> **Description of the task**:
From the entries that follow, gather each line holding the word "bien".

[Web page and app entries]
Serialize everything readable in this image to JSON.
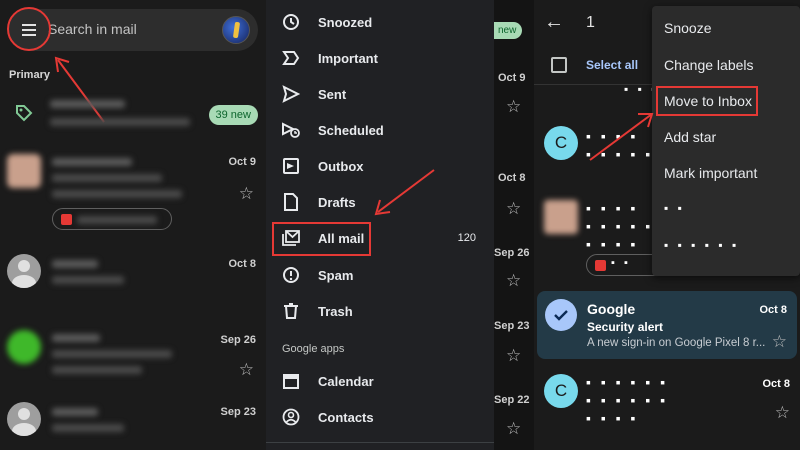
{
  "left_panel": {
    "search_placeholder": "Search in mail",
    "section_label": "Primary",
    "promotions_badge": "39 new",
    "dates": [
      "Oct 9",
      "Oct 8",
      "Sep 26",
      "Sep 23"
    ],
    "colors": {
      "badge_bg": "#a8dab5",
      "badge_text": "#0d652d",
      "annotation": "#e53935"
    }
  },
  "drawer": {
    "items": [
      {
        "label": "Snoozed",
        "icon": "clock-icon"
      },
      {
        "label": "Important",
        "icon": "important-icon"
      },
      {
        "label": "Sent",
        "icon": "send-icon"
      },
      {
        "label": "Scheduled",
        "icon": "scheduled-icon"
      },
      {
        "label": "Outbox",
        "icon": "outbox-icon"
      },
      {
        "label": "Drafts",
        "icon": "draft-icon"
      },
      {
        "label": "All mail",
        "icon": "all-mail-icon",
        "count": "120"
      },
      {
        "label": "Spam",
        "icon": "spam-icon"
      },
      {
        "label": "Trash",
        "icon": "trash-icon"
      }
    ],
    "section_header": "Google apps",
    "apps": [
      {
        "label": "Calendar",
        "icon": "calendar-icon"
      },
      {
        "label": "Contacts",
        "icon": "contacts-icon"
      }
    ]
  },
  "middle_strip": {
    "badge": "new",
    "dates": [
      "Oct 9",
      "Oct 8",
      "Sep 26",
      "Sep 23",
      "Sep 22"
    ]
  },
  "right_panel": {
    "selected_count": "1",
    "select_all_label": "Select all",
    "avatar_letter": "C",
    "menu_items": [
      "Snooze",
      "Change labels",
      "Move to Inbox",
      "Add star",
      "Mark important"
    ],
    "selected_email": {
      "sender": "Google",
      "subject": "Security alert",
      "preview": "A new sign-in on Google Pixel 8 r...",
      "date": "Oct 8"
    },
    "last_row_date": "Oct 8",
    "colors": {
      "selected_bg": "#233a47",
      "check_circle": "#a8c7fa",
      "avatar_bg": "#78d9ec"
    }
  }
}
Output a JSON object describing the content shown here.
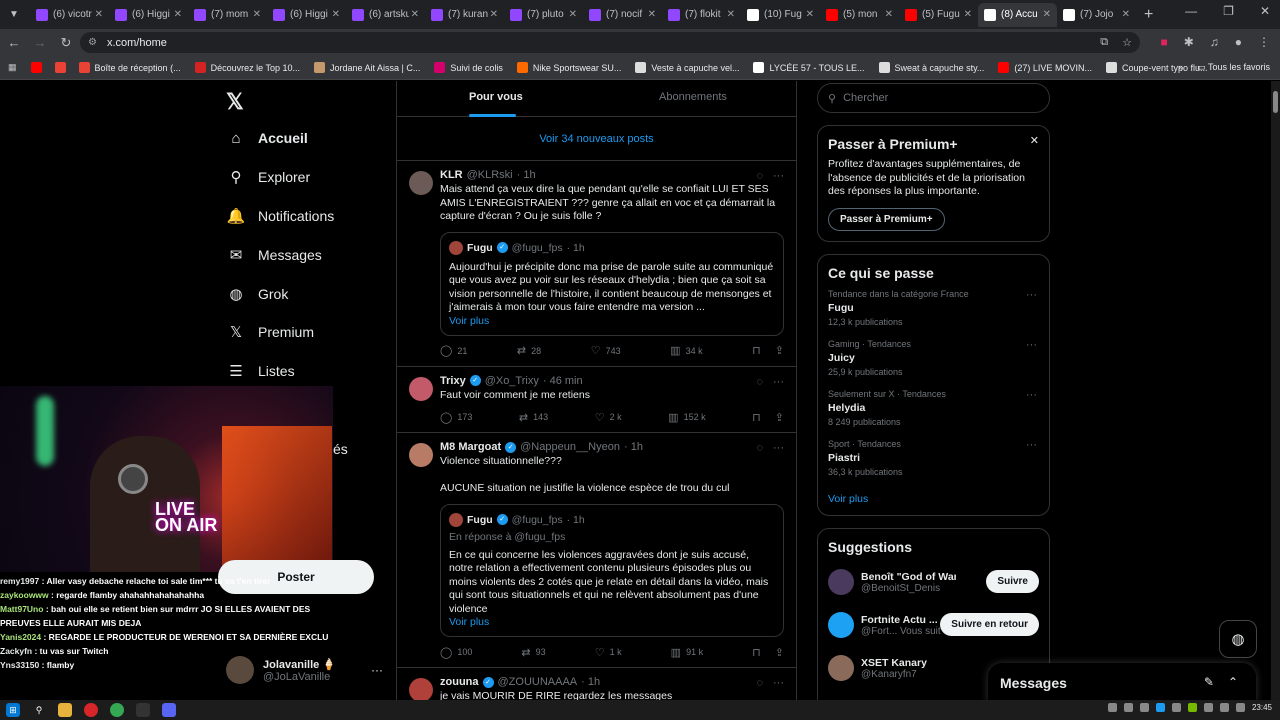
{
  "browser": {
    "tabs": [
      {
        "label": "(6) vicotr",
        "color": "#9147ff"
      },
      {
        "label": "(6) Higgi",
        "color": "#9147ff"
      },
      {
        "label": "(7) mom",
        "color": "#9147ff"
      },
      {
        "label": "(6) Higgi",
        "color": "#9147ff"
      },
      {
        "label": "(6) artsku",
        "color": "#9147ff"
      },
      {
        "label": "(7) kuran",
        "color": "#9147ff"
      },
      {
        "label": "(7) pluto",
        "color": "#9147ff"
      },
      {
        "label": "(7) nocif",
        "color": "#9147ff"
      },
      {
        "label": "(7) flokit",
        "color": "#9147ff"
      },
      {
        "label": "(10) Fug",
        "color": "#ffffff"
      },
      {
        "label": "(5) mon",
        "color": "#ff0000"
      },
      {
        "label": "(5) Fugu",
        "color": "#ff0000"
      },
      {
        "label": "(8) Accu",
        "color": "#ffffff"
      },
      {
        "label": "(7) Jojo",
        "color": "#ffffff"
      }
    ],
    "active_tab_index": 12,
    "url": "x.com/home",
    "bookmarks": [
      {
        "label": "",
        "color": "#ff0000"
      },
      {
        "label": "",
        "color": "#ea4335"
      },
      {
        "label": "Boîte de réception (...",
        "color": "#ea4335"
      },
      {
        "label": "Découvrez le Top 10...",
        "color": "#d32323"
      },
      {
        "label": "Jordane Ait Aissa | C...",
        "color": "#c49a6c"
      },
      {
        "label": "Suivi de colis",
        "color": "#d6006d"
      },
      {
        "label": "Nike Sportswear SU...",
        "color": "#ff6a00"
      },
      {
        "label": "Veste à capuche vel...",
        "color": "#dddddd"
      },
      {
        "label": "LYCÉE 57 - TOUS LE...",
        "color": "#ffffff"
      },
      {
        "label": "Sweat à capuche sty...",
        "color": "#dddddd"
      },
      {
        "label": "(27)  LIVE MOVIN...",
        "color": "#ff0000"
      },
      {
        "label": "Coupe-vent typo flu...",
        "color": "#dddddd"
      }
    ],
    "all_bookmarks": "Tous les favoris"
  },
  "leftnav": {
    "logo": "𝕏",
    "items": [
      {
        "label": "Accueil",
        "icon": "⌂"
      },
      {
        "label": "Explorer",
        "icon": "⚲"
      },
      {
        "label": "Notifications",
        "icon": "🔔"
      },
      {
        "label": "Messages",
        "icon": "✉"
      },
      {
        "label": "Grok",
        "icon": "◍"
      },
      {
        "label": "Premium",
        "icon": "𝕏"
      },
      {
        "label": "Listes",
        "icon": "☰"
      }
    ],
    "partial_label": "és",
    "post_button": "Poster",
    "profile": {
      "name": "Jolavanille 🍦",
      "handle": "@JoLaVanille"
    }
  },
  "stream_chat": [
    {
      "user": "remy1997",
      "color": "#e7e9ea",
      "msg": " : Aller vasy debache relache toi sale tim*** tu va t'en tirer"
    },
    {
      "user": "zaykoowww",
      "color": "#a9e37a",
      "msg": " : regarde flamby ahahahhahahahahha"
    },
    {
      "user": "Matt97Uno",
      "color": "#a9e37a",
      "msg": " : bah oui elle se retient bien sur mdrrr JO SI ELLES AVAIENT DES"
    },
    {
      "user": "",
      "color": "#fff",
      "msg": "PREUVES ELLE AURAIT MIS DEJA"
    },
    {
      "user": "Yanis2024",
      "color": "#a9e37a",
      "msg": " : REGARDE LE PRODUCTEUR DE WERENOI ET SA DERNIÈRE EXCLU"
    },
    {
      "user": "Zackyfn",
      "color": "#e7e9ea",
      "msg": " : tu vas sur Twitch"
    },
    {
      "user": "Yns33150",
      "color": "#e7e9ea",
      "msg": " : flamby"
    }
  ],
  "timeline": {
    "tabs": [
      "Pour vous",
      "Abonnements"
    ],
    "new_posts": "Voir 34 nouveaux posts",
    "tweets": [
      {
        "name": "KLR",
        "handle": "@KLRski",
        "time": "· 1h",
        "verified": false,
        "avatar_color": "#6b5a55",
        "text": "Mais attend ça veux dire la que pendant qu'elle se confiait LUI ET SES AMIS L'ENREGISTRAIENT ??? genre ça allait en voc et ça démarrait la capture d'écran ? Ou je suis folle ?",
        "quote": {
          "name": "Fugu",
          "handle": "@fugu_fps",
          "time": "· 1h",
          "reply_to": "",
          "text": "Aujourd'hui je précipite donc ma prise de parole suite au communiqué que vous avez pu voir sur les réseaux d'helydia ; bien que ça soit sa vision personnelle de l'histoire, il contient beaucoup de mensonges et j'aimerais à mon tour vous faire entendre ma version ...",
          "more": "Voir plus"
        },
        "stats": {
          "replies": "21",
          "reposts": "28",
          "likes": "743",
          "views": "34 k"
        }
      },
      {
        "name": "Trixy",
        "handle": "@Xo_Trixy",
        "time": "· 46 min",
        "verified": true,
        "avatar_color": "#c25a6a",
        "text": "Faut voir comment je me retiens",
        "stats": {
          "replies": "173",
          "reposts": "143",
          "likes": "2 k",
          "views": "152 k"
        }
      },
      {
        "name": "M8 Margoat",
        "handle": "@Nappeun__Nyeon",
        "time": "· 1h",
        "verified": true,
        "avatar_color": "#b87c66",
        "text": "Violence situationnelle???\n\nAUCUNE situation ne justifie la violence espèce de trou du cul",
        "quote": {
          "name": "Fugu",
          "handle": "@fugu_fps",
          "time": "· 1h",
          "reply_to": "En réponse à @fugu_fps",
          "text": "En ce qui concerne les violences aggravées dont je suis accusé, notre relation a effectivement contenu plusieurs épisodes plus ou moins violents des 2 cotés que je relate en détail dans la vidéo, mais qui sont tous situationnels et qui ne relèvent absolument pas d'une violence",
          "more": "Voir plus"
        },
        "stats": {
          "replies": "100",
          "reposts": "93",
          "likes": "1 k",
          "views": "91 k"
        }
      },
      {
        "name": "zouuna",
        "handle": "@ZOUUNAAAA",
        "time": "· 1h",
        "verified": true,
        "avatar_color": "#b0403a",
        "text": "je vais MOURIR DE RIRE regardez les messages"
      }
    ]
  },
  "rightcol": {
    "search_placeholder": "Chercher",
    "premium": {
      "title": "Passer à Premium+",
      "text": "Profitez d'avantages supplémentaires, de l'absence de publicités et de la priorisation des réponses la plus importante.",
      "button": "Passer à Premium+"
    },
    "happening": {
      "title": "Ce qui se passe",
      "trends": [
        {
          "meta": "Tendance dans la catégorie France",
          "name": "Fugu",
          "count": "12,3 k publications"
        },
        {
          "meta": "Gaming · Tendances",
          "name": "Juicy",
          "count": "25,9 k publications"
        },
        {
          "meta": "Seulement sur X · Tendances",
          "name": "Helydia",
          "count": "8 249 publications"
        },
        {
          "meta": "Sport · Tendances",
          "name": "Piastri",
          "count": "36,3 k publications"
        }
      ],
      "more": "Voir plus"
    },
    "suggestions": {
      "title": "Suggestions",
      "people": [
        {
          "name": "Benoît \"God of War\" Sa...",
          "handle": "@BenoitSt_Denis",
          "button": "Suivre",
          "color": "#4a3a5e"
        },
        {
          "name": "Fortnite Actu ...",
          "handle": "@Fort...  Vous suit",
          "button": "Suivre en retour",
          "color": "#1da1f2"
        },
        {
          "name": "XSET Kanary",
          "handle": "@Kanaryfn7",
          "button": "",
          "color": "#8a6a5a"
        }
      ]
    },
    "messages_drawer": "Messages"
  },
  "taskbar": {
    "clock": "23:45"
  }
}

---

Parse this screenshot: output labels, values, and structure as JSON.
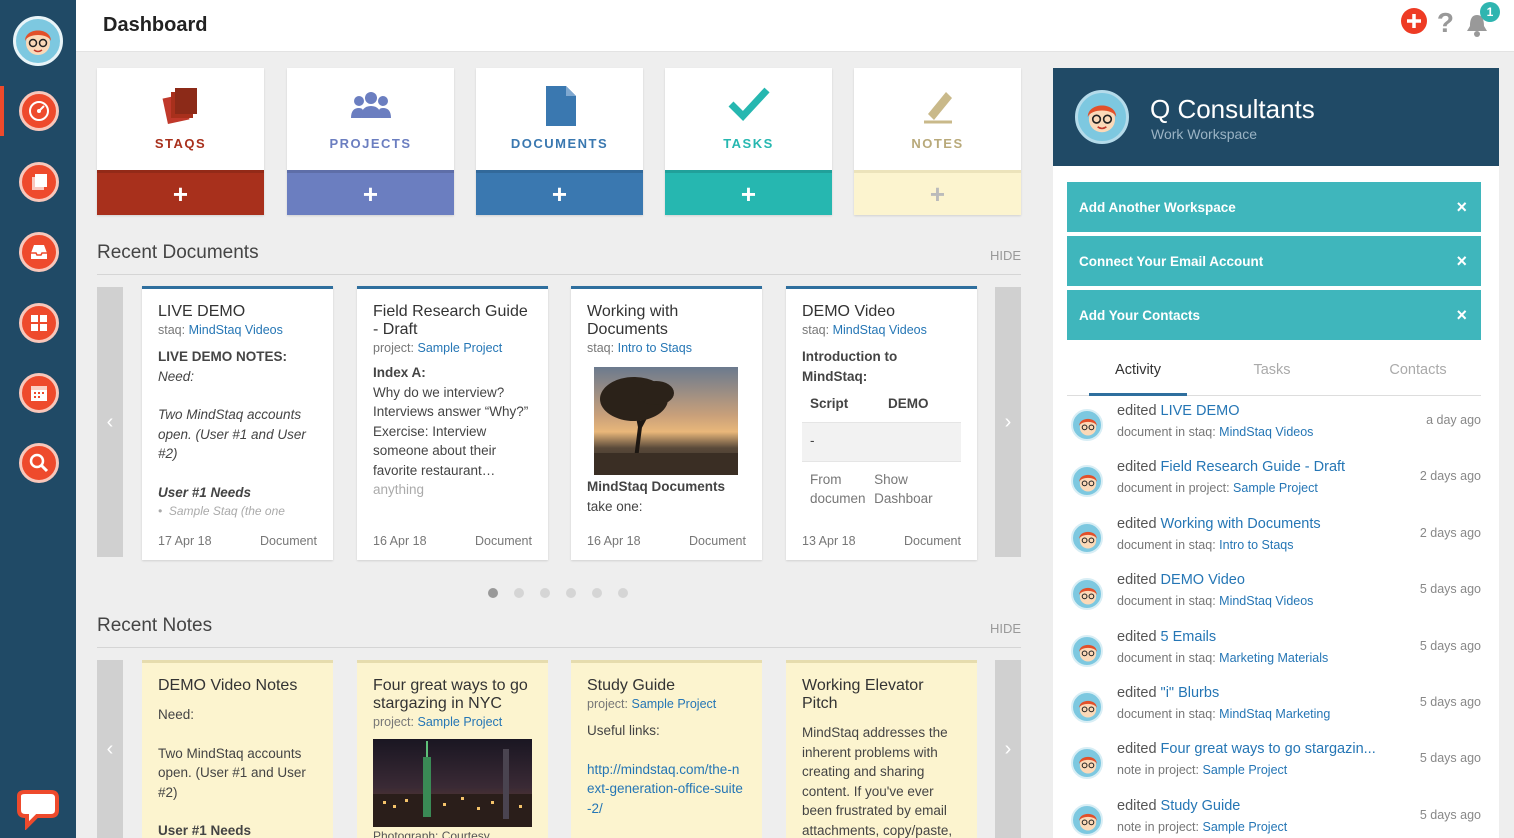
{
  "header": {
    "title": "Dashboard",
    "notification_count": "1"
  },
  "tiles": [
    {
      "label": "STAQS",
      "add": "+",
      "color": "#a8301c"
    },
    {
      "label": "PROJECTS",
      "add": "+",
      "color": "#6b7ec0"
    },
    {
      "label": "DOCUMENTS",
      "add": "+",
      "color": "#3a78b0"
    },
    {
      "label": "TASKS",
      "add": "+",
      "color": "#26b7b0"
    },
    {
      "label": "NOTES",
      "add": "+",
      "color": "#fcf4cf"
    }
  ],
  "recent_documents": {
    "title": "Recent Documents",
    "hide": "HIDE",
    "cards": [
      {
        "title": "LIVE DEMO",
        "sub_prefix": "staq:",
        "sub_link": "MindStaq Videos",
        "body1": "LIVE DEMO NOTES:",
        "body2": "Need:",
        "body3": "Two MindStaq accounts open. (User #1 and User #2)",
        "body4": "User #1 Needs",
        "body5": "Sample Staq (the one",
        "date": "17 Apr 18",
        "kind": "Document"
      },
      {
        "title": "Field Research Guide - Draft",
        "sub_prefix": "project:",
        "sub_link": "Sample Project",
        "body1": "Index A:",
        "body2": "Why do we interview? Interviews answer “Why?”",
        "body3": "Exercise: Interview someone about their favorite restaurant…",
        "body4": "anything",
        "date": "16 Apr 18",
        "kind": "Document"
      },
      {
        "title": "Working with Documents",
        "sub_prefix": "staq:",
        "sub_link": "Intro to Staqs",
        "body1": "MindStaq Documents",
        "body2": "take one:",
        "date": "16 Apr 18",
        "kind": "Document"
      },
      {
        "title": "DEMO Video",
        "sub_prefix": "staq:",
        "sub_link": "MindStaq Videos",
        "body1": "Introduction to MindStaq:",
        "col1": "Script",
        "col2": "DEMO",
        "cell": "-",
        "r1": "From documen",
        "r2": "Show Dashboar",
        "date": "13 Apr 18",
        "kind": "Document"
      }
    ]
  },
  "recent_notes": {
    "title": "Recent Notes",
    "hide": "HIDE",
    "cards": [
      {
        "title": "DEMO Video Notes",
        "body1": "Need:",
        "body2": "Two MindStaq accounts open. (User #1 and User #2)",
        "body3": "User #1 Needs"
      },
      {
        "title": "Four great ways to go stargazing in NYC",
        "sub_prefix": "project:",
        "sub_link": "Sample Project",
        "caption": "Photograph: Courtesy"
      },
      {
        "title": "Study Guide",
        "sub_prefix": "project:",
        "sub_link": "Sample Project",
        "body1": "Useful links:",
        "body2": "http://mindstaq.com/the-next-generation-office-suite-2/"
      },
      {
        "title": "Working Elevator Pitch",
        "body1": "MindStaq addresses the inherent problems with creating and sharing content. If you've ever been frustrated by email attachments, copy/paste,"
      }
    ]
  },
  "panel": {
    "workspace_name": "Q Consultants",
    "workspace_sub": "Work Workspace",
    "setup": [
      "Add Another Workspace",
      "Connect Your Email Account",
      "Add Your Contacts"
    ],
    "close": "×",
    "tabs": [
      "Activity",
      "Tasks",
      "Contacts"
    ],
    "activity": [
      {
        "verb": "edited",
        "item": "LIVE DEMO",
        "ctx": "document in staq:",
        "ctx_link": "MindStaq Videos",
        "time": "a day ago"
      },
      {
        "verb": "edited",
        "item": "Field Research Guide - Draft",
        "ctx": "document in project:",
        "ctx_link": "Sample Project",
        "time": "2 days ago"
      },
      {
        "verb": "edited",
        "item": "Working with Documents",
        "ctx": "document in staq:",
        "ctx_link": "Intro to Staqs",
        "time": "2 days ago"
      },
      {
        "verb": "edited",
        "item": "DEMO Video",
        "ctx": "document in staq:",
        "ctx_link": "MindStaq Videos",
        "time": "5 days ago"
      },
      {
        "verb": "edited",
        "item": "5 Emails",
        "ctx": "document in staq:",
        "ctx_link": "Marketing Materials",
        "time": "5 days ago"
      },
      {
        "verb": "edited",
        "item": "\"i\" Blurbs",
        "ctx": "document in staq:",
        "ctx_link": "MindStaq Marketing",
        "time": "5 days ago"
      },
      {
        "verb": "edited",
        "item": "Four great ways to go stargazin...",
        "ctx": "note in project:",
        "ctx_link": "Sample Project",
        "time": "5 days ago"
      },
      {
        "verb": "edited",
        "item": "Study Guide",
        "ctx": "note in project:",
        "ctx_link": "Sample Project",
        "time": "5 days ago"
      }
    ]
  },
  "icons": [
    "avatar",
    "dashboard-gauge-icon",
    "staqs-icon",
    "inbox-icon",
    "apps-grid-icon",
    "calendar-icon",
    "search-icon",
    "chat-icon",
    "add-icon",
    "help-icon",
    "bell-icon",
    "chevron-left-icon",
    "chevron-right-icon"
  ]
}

> **Answer to this exercise**:
      "msg": " : bah oui elle se retient bien sur mdrrr JO SI ELLES AVAIENT DES"
          "text": "Aujourd'hui je précipite donc ma prise de parole suite au communiqué que vous avez pu voir sur les réseaux d'helydia ; bien que ça soit sa vision personnelle de l'histoire, il contient beaucoup de mensonges et j'aimerais à mon tour vous faire entendre ma version ...",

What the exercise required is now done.